_What you are asked to do_
List, from the lines below, each one with "紫竹院公园" in it.

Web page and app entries
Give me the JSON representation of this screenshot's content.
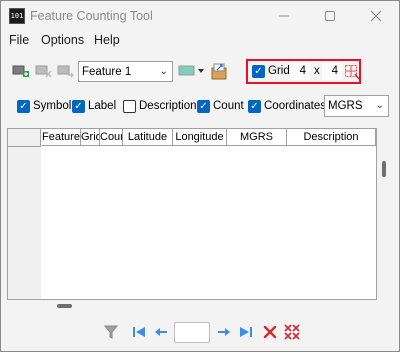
{
  "window": {
    "icon_text": "101",
    "title": "Feature Counting Tool",
    "controls": [
      "minimize-icon",
      "maximize-icon",
      "close-icon"
    ]
  },
  "menu": {
    "items": [
      "File",
      "Options",
      "Help"
    ]
  },
  "toolbar": {
    "tools_left": [
      "add-feature-icon",
      "remove-feature-icon",
      "move-feature-icon"
    ],
    "feature_select": {
      "value": "Feature 1"
    },
    "color_picker": {
      "color": "#7fd0b8"
    },
    "export_tool": "export-icon",
    "grid": {
      "checked": true,
      "label": "Grid",
      "rows": "4",
      "times": "x",
      "cols": "4",
      "draw_icon": "draw-grid-icon"
    },
    "highlight_color": "#e81123"
  },
  "options": {
    "symbol": {
      "label": "Symbol",
      "checked": true
    },
    "label": {
      "label": "Label",
      "checked": true
    },
    "description": {
      "label": "Description",
      "checked": false
    },
    "count": {
      "label": "Count",
      "checked": true
    },
    "coordinates": {
      "label": "Coordinates",
      "checked": true
    },
    "coord_format": {
      "value": "MGRS"
    }
  },
  "table": {
    "columns": [
      "Feature",
      "Grid",
      "Count",
      "Latitude",
      "Longitude",
      "MGRS",
      "Description"
    ],
    "rows": []
  },
  "navigation": {
    "tools": [
      "filter-icon",
      "first-record-icon",
      "previous-record-icon",
      "next-record-icon",
      "last-record-icon",
      "delete-record-icon",
      "delete-all-icon"
    ],
    "record_value": ""
  }
}
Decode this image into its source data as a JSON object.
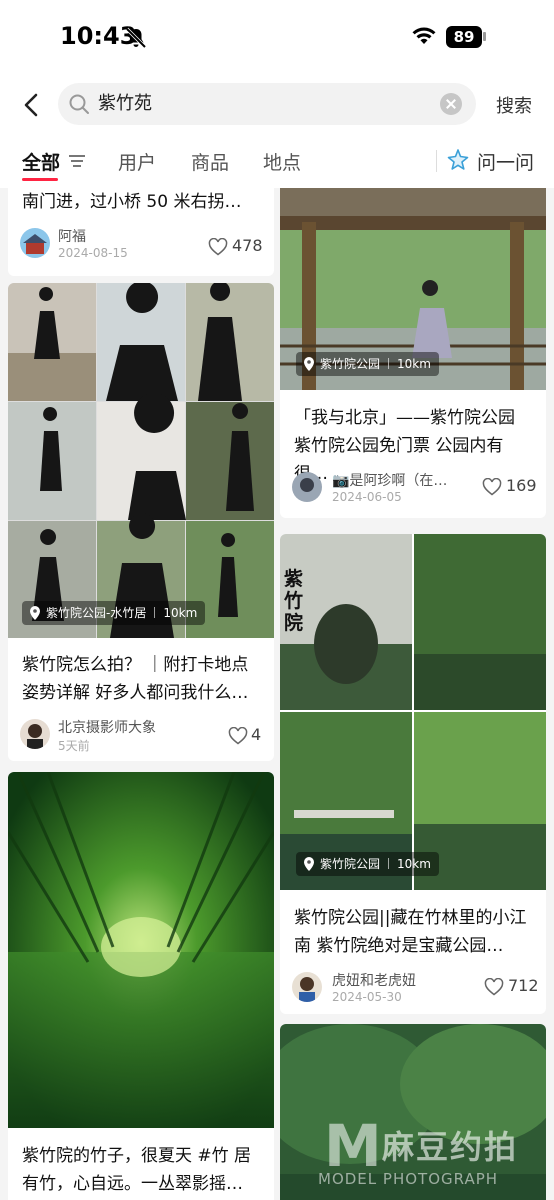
{
  "status": {
    "time": "10:43",
    "battery": "89"
  },
  "search": {
    "query": "紫竹苑",
    "button_label": "搜索"
  },
  "tabs": {
    "all": "全部",
    "users": "用户",
    "products": "商品",
    "places": "地点",
    "ask": "问一问"
  },
  "colors": {
    "accent": "#ff2442",
    "page_bg": "#f4f4f4"
  },
  "icons": {
    "back": "chevron-left-icon",
    "search": "search-icon",
    "clear": "clear-icon",
    "filter": "filter-icon",
    "ask": "ai-sparkle-icon",
    "like": "heart-icon",
    "location": "location-pin-icon"
  },
  "left_column": [
    {
      "title": "南门进，过小桥 50 米右拐…",
      "author": "阿福",
      "date": "2024-08-15",
      "likes": "478"
    },
    {
      "location": "紫竹院公园-水竹居",
      "distance": "10km",
      "title": "紫竹院怎么拍？ ｜附打卡地点姿势详解 好多人都问我什么…",
      "author": "北京摄影师大象",
      "date": "5天前",
      "likes": "4"
    },
    {
      "title": "紫竹院的竹子，很夏天 #竹 居有竹，心自远。一丛翠影摇…"
    }
  ],
  "right_column": [
    {
      "location": "紫竹院公园",
      "distance": "10km",
      "title": "「我与北京」——紫竹院公园 紫竹院公园免门票 公园内有很…",
      "author": "📷是阿珍啊（在…",
      "date": "2024-06-05",
      "likes": "169"
    },
    {
      "sign_text": "紫竹院",
      "location": "紫竹院公园",
      "distance": "10km",
      "title": "紫竹院公园||藏在竹林里的小江南 紫竹院绝对是宝藏公园…",
      "author": "虎妞和老虎妞",
      "date": "2024-05-30",
      "likes": "712"
    }
  ],
  "watermark": {
    "logo": "M",
    "brand": "麻豆约拍",
    "tagline": "MODEL PHOTOGRAPH"
  }
}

_Your solution_
      "location": "紫竹院公园-水竹居",
      "location": "紫竹院公园",
      "title": "「我与北京」——紫竹院公园 紫竹院公园免门票 公园内有很…",
      "location": "紫竹院公园",
      "title": "紫竹院公园||藏在竹林里的小江南 紫竹院绝对是宝藏公园…",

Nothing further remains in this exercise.